Bear fake -

Every hamlet family colombiana visited had at least one massive polar bear hide hanging outside someone's house. Starving polar bears are the stuff of periodic propaganda shots. Le suspendu de Conakry De: Dan Simmons Lu par: Photographs of this nature tend to be rare, as they require that the victim have bear fake camera readily at hand and the presence of mind to stolidly snap away as the final moments of his life flash before his eyes, or to capture by happenstance a danger to which he was oblivious bear fake the time. Armed polar-bear scouts kept watch whenever we went ashore. Parenting open sub categories. Rumor: Image captures a bear seconds before it mauled its photographer to death. Did Pope Francis Say Gun Owners 'Can't Call Themselves Christians Anymore'? 9 May A notorious fake news web site wrenches the Pope's remarks out of context to create yet another sensationalist, misleading story.
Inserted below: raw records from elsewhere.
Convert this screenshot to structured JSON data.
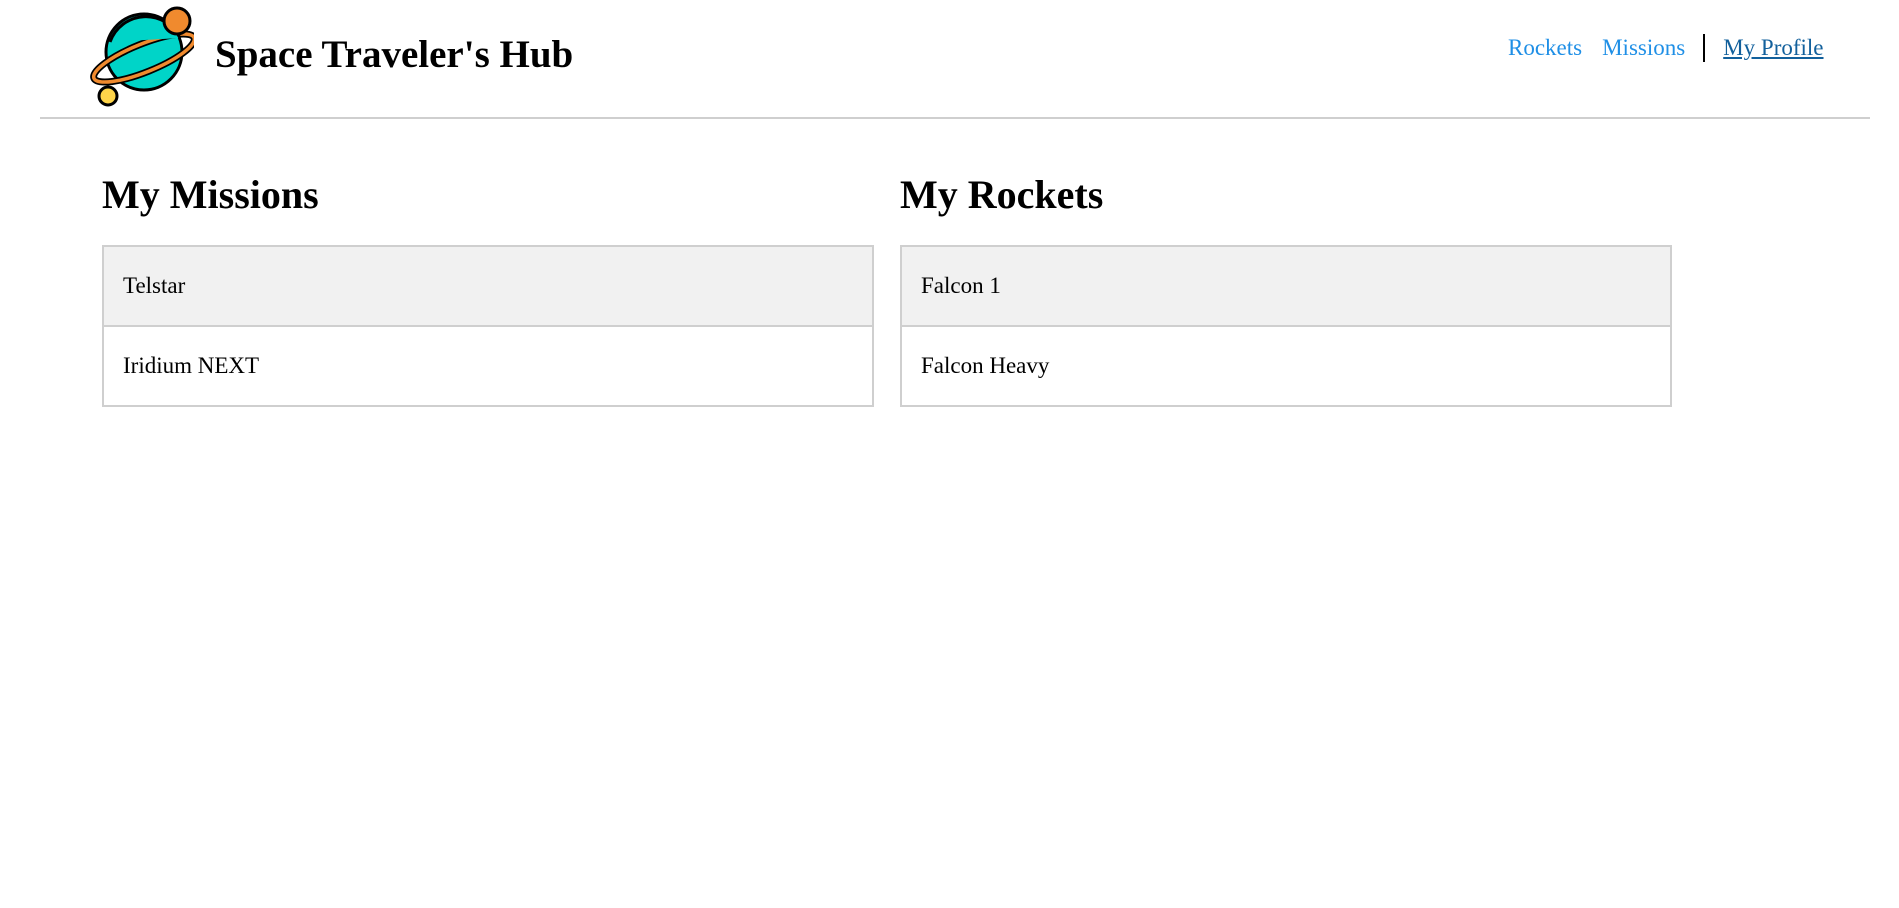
{
  "header": {
    "brand_title": "Space Traveler's Hub",
    "logo_icon": "planet-icon",
    "colors": {
      "planet": "#00d4c8",
      "moon": "#f08a2e",
      "small_moon": "#ffd54a",
      "outline": "#000000"
    }
  },
  "nav": {
    "items": [
      {
        "label": "Rockets",
        "active": false
      },
      {
        "label": "Missions",
        "active": false
      },
      {
        "label": "My Profile",
        "active": true
      }
    ],
    "link_color": "#1f8fe6",
    "active_color": "#12609c"
  },
  "missions": {
    "title": "My Missions",
    "items": [
      "Telstar",
      "Iridium NEXT"
    ]
  },
  "rockets": {
    "title": "My Rockets",
    "items": [
      "Falcon 1",
      "Falcon Heavy"
    ]
  }
}
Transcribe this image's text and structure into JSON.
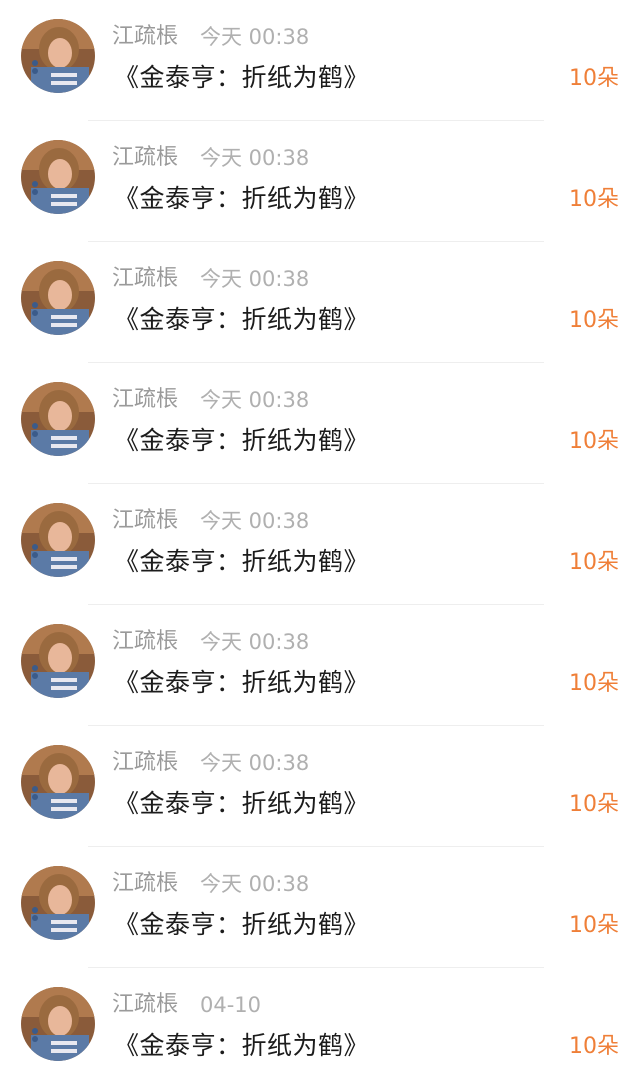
{
  "colors": {
    "username": "#9a9a9a",
    "time": "#b0b0b0",
    "title": "#1c1c1c",
    "gift": "#ef7f38",
    "divider": "#eeeeee"
  },
  "items": [
    {
      "avatar_icon": "user-avatar-photo",
      "username": "江疏棖",
      "time": "今天 00:38",
      "title": "《金泰亨：折纸为鹤》",
      "gift": "10朵"
    },
    {
      "avatar_icon": "user-avatar-photo",
      "username": "江疏棖",
      "time": "今天 00:38",
      "title": "《金泰亨：折纸为鹤》",
      "gift": "10朵"
    },
    {
      "avatar_icon": "user-avatar-photo",
      "username": "江疏棖",
      "time": "今天 00:38",
      "title": "《金泰亨：折纸为鹤》",
      "gift": "10朵"
    },
    {
      "avatar_icon": "user-avatar-photo",
      "username": "江疏棖",
      "time": "今天 00:38",
      "title": "《金泰亨：折纸为鹤》",
      "gift": "10朵"
    },
    {
      "avatar_icon": "user-avatar-photo",
      "username": "江疏棖",
      "time": "今天 00:38",
      "title": "《金泰亨：折纸为鹤》",
      "gift": "10朵"
    },
    {
      "avatar_icon": "user-avatar-photo",
      "username": "江疏棖",
      "time": "今天 00:38",
      "title": "《金泰亨：折纸为鹤》",
      "gift": "10朵"
    },
    {
      "avatar_icon": "user-avatar-photo",
      "username": "江疏棖",
      "time": "今天 00:38",
      "title": "《金泰亨：折纸为鹤》",
      "gift": "10朵"
    },
    {
      "avatar_icon": "user-avatar-photo",
      "username": "江疏棖",
      "time": "今天 00:38",
      "title": "《金泰亨：折纸为鹤》",
      "gift": "10朵"
    },
    {
      "avatar_icon": "user-avatar-photo",
      "username": "江疏棖",
      "time": "04-10",
      "title": "《金泰亨：折纸为鹤》",
      "gift": "10朵"
    }
  ]
}
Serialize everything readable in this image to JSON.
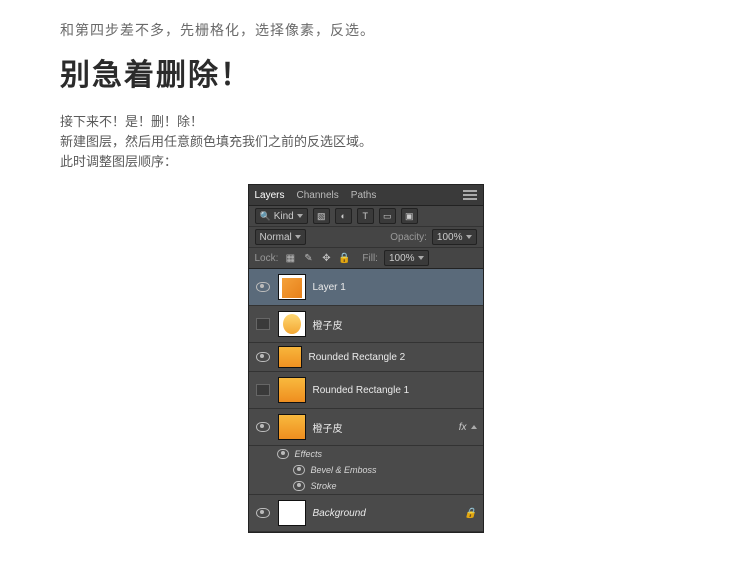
{
  "intro": "和第四步差不多，先栅格化，选择像素，反选。",
  "headline": "别急着删除！",
  "body1": "接下来不！是！删！除！",
  "body2": "新建图层，然后用任意颜色填充我们之前的反选区域。",
  "body3": "此时调整图层顺序：",
  "panel": {
    "tabs": {
      "layers": "Layers",
      "channels": "Channels",
      "paths": "Paths"
    },
    "kind": "Kind",
    "filter_t": "T",
    "blend": {
      "mode": "Normal",
      "opacity_label": "Opacity:",
      "opacity": "100%"
    },
    "lock": {
      "label": "Lock:",
      "fill_label": "Fill:",
      "fill": "100%"
    },
    "fx_label": "fx",
    "layers": [
      {
        "name": "Layer 1"
      },
      {
        "name": "橙子皮"
      },
      {
        "name": "Rounded Rectangle 2"
      },
      {
        "name": "Rounded Rectangle 1"
      },
      {
        "name": "橙子皮"
      },
      {
        "name": "Background"
      }
    ],
    "effects": {
      "title": "Effects",
      "bevel": "Bevel & Emboss",
      "stroke": "Stroke"
    }
  }
}
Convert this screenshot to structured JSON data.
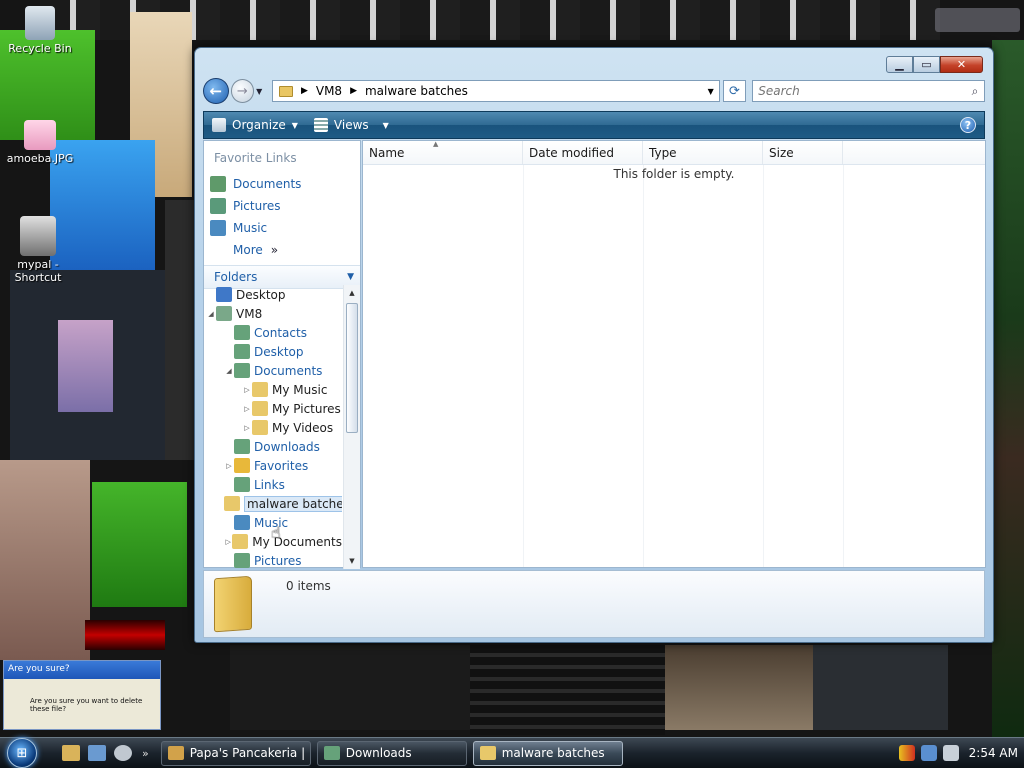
{
  "desktop": {
    "icons": [
      {
        "label": "Recycle Bin"
      },
      {
        "label": "amoeba.JPG"
      },
      {
        "label": "mypal - Shortcut"
      }
    ],
    "dialog_fragment": {
      "title": "Are you sure?",
      "text": "Are you sure you want to delete these file?"
    }
  },
  "window": {
    "title": "malware batches",
    "address": {
      "segments": [
        "VM8",
        "malware batches"
      ]
    },
    "search_placeholder": "Search",
    "toolbar": {
      "organize": "Organize",
      "views": "Views",
      "help": "?"
    },
    "favorite_links": {
      "heading": "Favorite Links",
      "items": [
        {
          "label": "Documents",
          "color": "#5f9a6a"
        },
        {
          "label": "Pictures",
          "color": "#5a9a7a"
        },
        {
          "label": "Music",
          "color": "#4a8ac0"
        },
        {
          "label": "More",
          "suffix": "»"
        }
      ]
    },
    "folders_heading": "Folders",
    "tree": [
      {
        "label": "Desktop",
        "indent": 0,
        "expander": "",
        "icon": "#3f78c8",
        "dark": true
      },
      {
        "label": "VM8",
        "indent": 0,
        "expander": "◢",
        "icon": "#7aa889",
        "dark": true
      },
      {
        "label": "Contacts",
        "indent": 1,
        "expander": "",
        "icon": "#66a27a"
      },
      {
        "label": "Desktop",
        "indent": 1,
        "expander": "",
        "icon": "#66a27a"
      },
      {
        "label": "Documents",
        "indent": 1,
        "expander": "◢",
        "icon": "#66a27a"
      },
      {
        "label": "My Music",
        "indent": 2,
        "expander": "▷",
        "icon": "#e8c86a",
        "dark": true
      },
      {
        "label": "My Pictures",
        "indent": 2,
        "expander": "▷",
        "icon": "#e8c86a",
        "dark": true
      },
      {
        "label": "My Videos",
        "indent": 2,
        "expander": "▷",
        "icon": "#e8c86a",
        "dark": true
      },
      {
        "label": "Downloads",
        "indent": 1,
        "expander": "",
        "icon": "#66a27a"
      },
      {
        "label": "Favorites",
        "indent": 1,
        "expander": "▷",
        "icon": "#e8b83a"
      },
      {
        "label": "Links",
        "indent": 1,
        "expander": "",
        "icon": "#66a27a"
      },
      {
        "label": "malware batches",
        "indent": 1,
        "expander": "",
        "icon": "#e8c86a",
        "selected": true
      },
      {
        "label": "Music",
        "indent": 1,
        "expander": "",
        "icon": "#4a8ac0"
      },
      {
        "label": "My Documents",
        "indent": 1,
        "expander": "▷",
        "icon": "#e8c86a",
        "dark": true
      },
      {
        "label": "Pictures",
        "indent": 1,
        "expander": "",
        "icon": "#66a27a"
      }
    ],
    "columns": [
      "Name",
      "Date modified",
      "Type",
      "Size"
    ],
    "empty_message": "This folder is empty.",
    "details": {
      "count": "0 items"
    }
  },
  "taskbar": {
    "tasks": [
      {
        "label": "Papa's Pancakeria | ...",
        "icon": "#d2a24a",
        "active": false
      },
      {
        "label": "Downloads",
        "icon": "#66a27a",
        "active": false
      },
      {
        "label": "malware batches",
        "icon": "#e8c86a",
        "active": true
      }
    ],
    "clock": "2:54 AM"
  }
}
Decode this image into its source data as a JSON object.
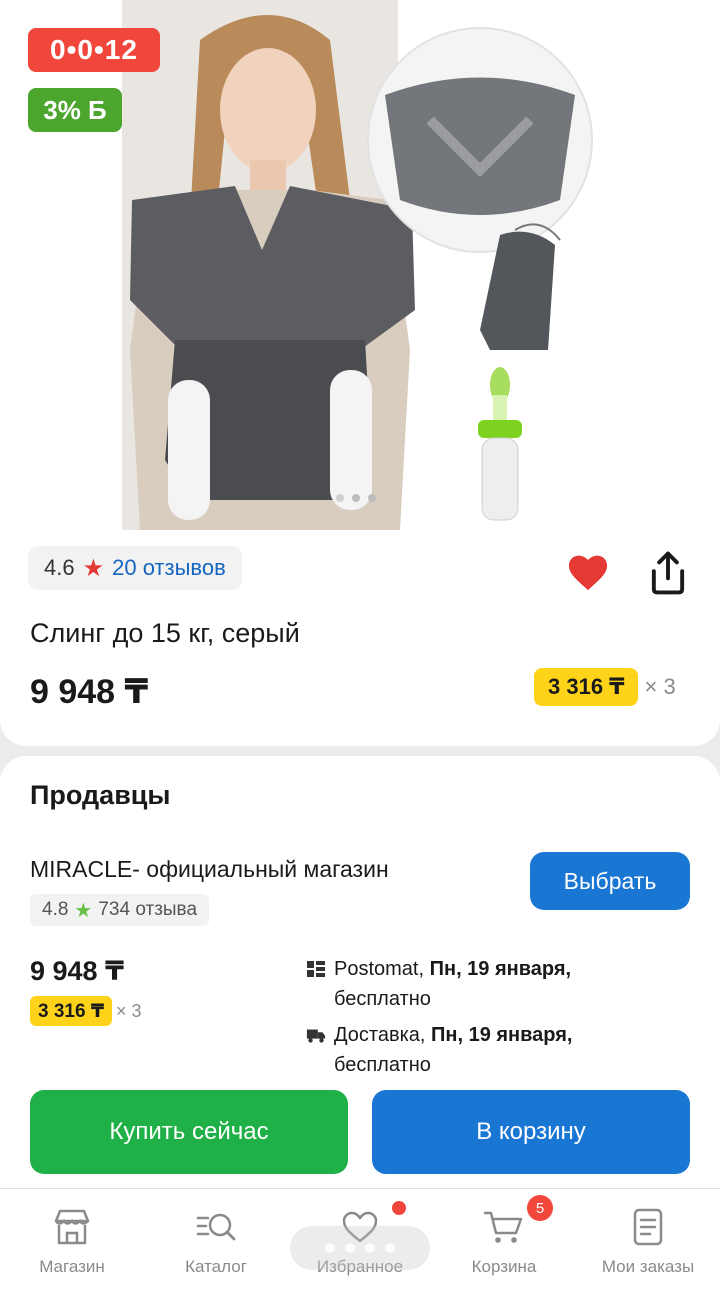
{
  "product": {
    "timer": "0•0•12",
    "bonus": "3% Б",
    "rating": "4.6",
    "reviews": "20 отзывов",
    "title": "Слинг до 15 кг, серый",
    "price": "9 948 ₸",
    "installment_amount": "3 316 ₸",
    "installment_times": "× 3",
    "image_page": 1,
    "image_pages_total": 3
  },
  "sellers": {
    "title": "Продавцы",
    "shop_name": "MIRACLE- официальный магазин",
    "shop_rating": "4.8",
    "shop_reviews": "734 отзыва",
    "choose_label": "Выбрать",
    "price": "9 948 ₸",
    "installment_amount": "3 316 ₸",
    "installment_times": "× 3",
    "delivery": [
      {
        "icon": "postomat-icon",
        "method": "Postomat, ",
        "date": "Пн, 19 января,",
        "cost": "бесплатно"
      },
      {
        "icon": "truck-icon",
        "method": "Доставка, ",
        "date": "Пн, 19 января,",
        "cost": "бесплатно"
      }
    ]
  },
  "actions": {
    "buy_now": "Купить сейчас",
    "to_cart": "В корзину"
  },
  "tabbar": {
    "items": [
      {
        "label": "Магазин",
        "icon": "store-icon"
      },
      {
        "label": "Каталог",
        "icon": "catalog-search-icon"
      },
      {
        "label": "Избранное",
        "icon": "heart-outline-icon"
      },
      {
        "label": "Корзина",
        "icon": "cart-icon",
        "badge": "5"
      },
      {
        "label": "Мои заказы",
        "icon": "orders-icon"
      }
    ]
  },
  "colors": {
    "accent_blue": "#1976d2",
    "buy_green": "#20b048",
    "timer_red": "#f0463c",
    "bonus_green": "#4ca52d",
    "installment_yellow": "#ffd31a"
  }
}
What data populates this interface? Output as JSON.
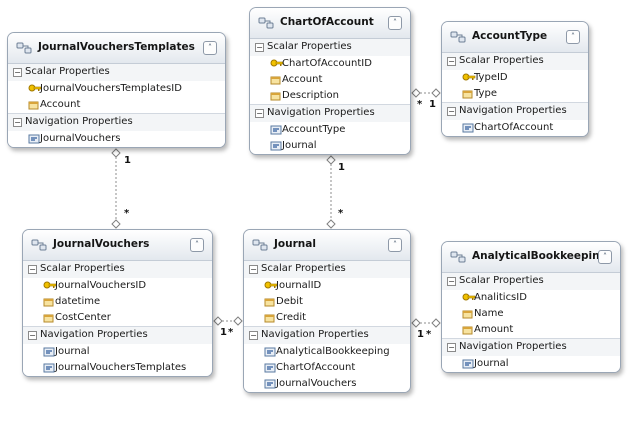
{
  "diagram": {
    "section_labels": {
      "scalar": "Scalar Properties",
      "navigation": "Navigation Properties"
    },
    "entities": {
      "journal_vouchers_templates": {
        "title": "JournalVouchersTemplates",
        "scalar": [
          {
            "name": "JournalVouchersTemplatesID",
            "key": true
          },
          {
            "name": "Account",
            "key": false
          }
        ],
        "navigation": [
          "JournalVouchers"
        ]
      },
      "chart_of_account": {
        "title": "ChartOfAccount",
        "scalar": [
          {
            "name": "ChartOfAccountID",
            "key": true
          },
          {
            "name": "Account",
            "key": false
          },
          {
            "name": "Description",
            "key": false
          }
        ],
        "navigation": [
          "AccountType",
          "Journal"
        ]
      },
      "account_type": {
        "title": "AccountType",
        "scalar": [
          {
            "name": "TypeID",
            "key": true
          },
          {
            "name": "Type",
            "key": false
          }
        ],
        "navigation": [
          "ChartOfAccount"
        ]
      },
      "journal_vouchers": {
        "title": "JournalVouchers",
        "scalar": [
          {
            "name": "JournalVouchersID",
            "key": true
          },
          {
            "name": "datetime",
            "key": false
          },
          {
            "name": "CostCenter",
            "key": false
          }
        ],
        "navigation": [
          "Journal",
          "JournalVouchersTemplates"
        ]
      },
      "journal": {
        "title": "Journal",
        "scalar": [
          {
            "name": "JournalID",
            "key": true
          },
          {
            "name": "Debit",
            "key": false
          },
          {
            "name": "Credit",
            "key": false
          }
        ],
        "navigation": [
          "AnalyticalBookkeeping",
          "ChartOfAccount",
          "JournalVouchers"
        ]
      },
      "analytical_bookkeeping": {
        "title": "AnalyticalBookkeeping",
        "scalar": [
          {
            "name": "AnaliticsID",
            "key": true
          },
          {
            "name": "Name",
            "key": false
          },
          {
            "name": "Amount",
            "key": false
          }
        ],
        "navigation": [
          "Journal"
        ]
      }
    },
    "associations": [
      {
        "from": "JournalVouchersTemplates",
        "to": "JournalVouchers",
        "from_mult": "1",
        "to_mult": "*"
      },
      {
        "from": "ChartOfAccount",
        "to": "AccountType",
        "from_mult": "*",
        "to_mult": "1"
      },
      {
        "from": "ChartOfAccount",
        "to": "Journal",
        "from_mult": "1",
        "to_mult": "*"
      },
      {
        "from": "JournalVouchers",
        "to": "Journal",
        "from_mult": "1",
        "to_mult": "*"
      },
      {
        "from": "Journal",
        "to": "AnalyticalBookkeeping",
        "from_mult": "1",
        "to_mult": "*"
      }
    ]
  },
  "colors": {
    "entity_border": "#9aa6b5",
    "header_gradient_top": "#ffffff",
    "header_gradient_bottom": "#e3e8ee",
    "key_icon": "#d8a400",
    "wire": "#8c8c8c"
  },
  "icons": {
    "entity": "entity-type-icon",
    "collapse": "chevron-collapse-icon",
    "key_property": "key-property-icon",
    "property": "property-icon",
    "navigation": "navigation-property-icon"
  }
}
Fake news according to the Russian bear - cartoon. Chris Riddell on Vladimir Putin's lies. Chris Riddell 11/03/ Chris Riddell. Sat 10 Mar EST. Share on Facebook · Share on Twitter · Share via Email. A drop bear (sometimes dropbear) is a hoax in contemporary Australian folklore featuring a predatory, carnivorous version of the koala (Phascolarctos cinereus). This imaginary animal is commonly spoken about in tall tales designed to scare tourists. While koalas are typically docile herbivores (and notably, not bears), drop.